Traditional loyalty systems are run like enterprise resource planning (ERP) or ledger systems. ‘Earn and burn’ loyalty programmes – where customers are incentivized by points which can be redeemed against future rewards – have typically been bolted on to archaic background systems, run by procurement and operational resources. As a result, many businesses with vaults full of historical data are struggling with ‘data debt’ – inconsistent, incomplete data, and incompatible legacy systems. They are unable to generate insights about their customers or monetize their data.
In today’s mobile-first economy, historical loyalty systems simply can’t keep pace. CRM is dying a slow death. So, rather than integrating with CRM, we’re now trying to get away from it. The more effective approach is to use data in motion to deliver instant gratification, which is the missing ingredient in traditional and static loyalty programmes. Online consumers have as little as an eight-second attention span, so instant engagement is key. Data can be used to reward customers in real time, making it interactive and virally social.
This can be based on key milestones –gamifying a campaign. For example, a segment of customers might be encouraged to achieve five user actions in a month: spending at least $100 on their debit card; converting to e-billing; updating their app profile; referring a friend; and then inviting two friends to make a purchase. In the new age of engagement, such user actions are chained to a single campaign and customers are rewarded for achieving each milestone. Gamifying the experience and instantly gratifying customers allows firms to move beyond traditional ‘spray and pray’ marketing engagement tactics and static engagements like sending an email or SMS.
Rise and rise
Super apps have already transformed lifestyle services for millions of consumers across Asia, yet their potential is far from exhausted. In many markets, traditional businesses – such as banks, telcos and airlines – are now rushing to catch up with the digital challengers. Some have significant advantages: banks, for example, typically have a large customer base with high brand loyalty, and they own extensive data. That could help banks thrive in providing new fintech services. But enterprises that do not use their customer data, and are too complacent to innovate outside of their core, are likely to be quickly squeezed out as markets mature.

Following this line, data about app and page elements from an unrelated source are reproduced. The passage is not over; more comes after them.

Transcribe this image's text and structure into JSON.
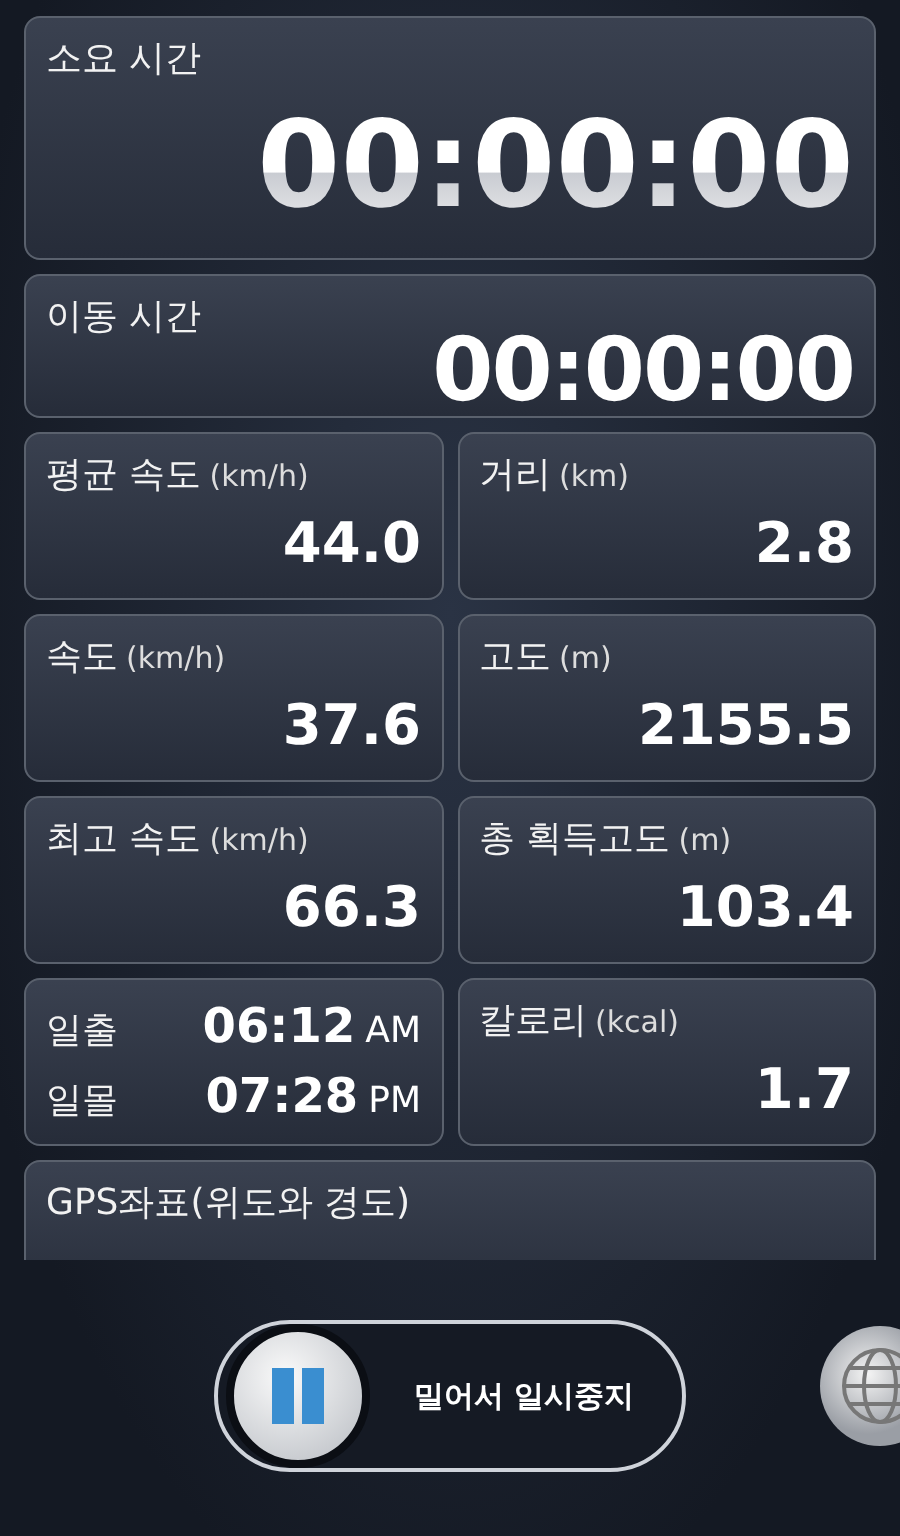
{
  "elapsed": {
    "label": "소요 시간",
    "value": "00:00:00"
  },
  "moving": {
    "label": "이동 시간",
    "value": "00:00:00"
  },
  "stats": [
    {
      "kind": "stat",
      "label": "평균 속도",
      "unit": "(km/h)",
      "value": "44.0"
    },
    {
      "kind": "stat",
      "label": "거리",
      "unit": "(km)",
      "value": "2.8"
    },
    {
      "kind": "stat",
      "label": "속도",
      "unit": "(km/h)",
      "value": "37.6"
    },
    {
      "kind": "stat",
      "label": "고도",
      "unit": "(m)",
      "value": "2155.5"
    },
    {
      "kind": "stat",
      "label": "최고 속도",
      "unit": "(km/h)",
      "value": "66.3"
    },
    {
      "kind": "stat",
      "label": "총 획득고도",
      "unit": "(m)",
      "value": "103.4"
    },
    {
      "kind": "sun",
      "rows": [
        {
          "label": "일출",
          "time": "06:12",
          "period": "AM"
        },
        {
          "label": "일몰",
          "time": "07:28",
          "period": "PM"
        }
      ]
    },
    {
      "kind": "stat",
      "label": "칼로리",
      "unit": "(kcal)",
      "value": "1.7"
    }
  ],
  "gps": {
    "label": "GPS좌표(위도와 경도)"
  },
  "pause_slider": {
    "label": "밀어서 일시중지",
    "level": 0
  }
}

There is also still huge growth potential in some key markets. While super apps are common in China and across Southeast Asia, India is only just catching up: Indian telcos like Reliance Jio are now partnering to create super apps, while Tata is also racing to develop its own. There will be opportunities for partnership and collaboration, including with businesses from outside the region: a ‘China vs everywhere else’ competitive dynamic continues to shape markets.
Asia’s super apps have become some of the most successful companies and brands in the region. Traditional enterprises and conglomerates are now racing to achieve similar status. In the next few years, convergence and strategic joint ventures will increase. Traditional enterprises will join forces with digital natives and fintechs, making super apps a stronger and more dominant play. The rise of super apps means that consumers are driving corporate strategy like never before.
There are some risks: at present, super apps are burning through lots of cash, and their unicorn status, with Icarus-like billion-dollar valuations, remain to be validated by the capital markets. In some markets, super apps might even join the league of systemic organizations: too big to bail, too big to fail. Yet the prediction is that these super apps will move closer to the adtech and e-commerce market, allowing them to compete for market share. This digital warfare will benefit customers, providing them with even more options, and corporate strategy will continue to react to the rapidly changing mobile-first landscape. The lifestyle super app is here to stay.